The truth is that the most successful and sustainable solutions demand the buy-in, brainpower, and resources of stakeholders across a city, including universities, nonprofits, businesses, foundations, and neighborhood groups.
This week, one of our most exciting collaborations, the Bloomberg Harvard City Leadership Initiative, was back in session. And the topic of the four-day session that took place this week was — guess what? — collaboration.
The idea to focus on cross-sector collaboration came from the mayors themselves, who told us that forging these partnerships is one of the most important — and difficult — parts of their jobs. So we brought 80 people from 10 cities to New York City to help them learn how to do it better.
Three things that have always helped me to promote a culture and practice of collaboration:
- Set the expectation to collaborate from the top. There is no replacement for a CEO, nonprofit executive director, or city leader making it clear that partnerships are important and expected.
- Lead with “Yes.” Collaboration requires flexible thinking when there are clear gains to be made.
- Hardwire collaboration. Successful collaborations don’t just happen. They require intention — and usually an organizational structure.

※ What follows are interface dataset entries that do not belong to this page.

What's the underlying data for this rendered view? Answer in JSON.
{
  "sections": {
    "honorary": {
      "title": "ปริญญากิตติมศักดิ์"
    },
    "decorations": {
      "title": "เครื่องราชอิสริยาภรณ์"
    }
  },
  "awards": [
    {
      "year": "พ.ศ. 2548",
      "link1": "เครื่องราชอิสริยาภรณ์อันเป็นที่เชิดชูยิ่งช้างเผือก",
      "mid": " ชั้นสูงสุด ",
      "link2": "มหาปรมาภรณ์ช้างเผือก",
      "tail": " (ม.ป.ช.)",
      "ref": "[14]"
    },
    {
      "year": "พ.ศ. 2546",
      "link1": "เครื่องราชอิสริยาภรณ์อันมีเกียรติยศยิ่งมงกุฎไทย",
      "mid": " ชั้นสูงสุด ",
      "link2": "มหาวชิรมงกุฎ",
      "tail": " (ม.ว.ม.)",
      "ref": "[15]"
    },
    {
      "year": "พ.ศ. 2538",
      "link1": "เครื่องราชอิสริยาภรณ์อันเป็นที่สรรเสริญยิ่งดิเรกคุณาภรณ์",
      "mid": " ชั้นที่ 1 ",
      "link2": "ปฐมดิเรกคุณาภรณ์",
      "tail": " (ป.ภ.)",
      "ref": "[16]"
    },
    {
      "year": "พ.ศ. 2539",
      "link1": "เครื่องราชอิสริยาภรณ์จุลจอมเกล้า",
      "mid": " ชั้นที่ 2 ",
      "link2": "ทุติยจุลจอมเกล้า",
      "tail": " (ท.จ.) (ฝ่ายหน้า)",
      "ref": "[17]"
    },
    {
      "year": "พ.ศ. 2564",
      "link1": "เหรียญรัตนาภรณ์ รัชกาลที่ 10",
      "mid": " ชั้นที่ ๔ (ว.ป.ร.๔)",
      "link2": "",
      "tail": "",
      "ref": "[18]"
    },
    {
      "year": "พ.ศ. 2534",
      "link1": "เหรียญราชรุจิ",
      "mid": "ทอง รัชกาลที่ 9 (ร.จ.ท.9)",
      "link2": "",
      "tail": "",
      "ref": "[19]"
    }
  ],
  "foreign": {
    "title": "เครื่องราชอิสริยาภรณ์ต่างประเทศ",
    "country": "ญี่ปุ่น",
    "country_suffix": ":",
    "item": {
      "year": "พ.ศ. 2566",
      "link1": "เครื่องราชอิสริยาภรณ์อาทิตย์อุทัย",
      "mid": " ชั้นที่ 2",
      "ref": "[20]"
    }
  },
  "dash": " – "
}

Read the full article on cross-sector collaboration by Patricia E. Harris at Medium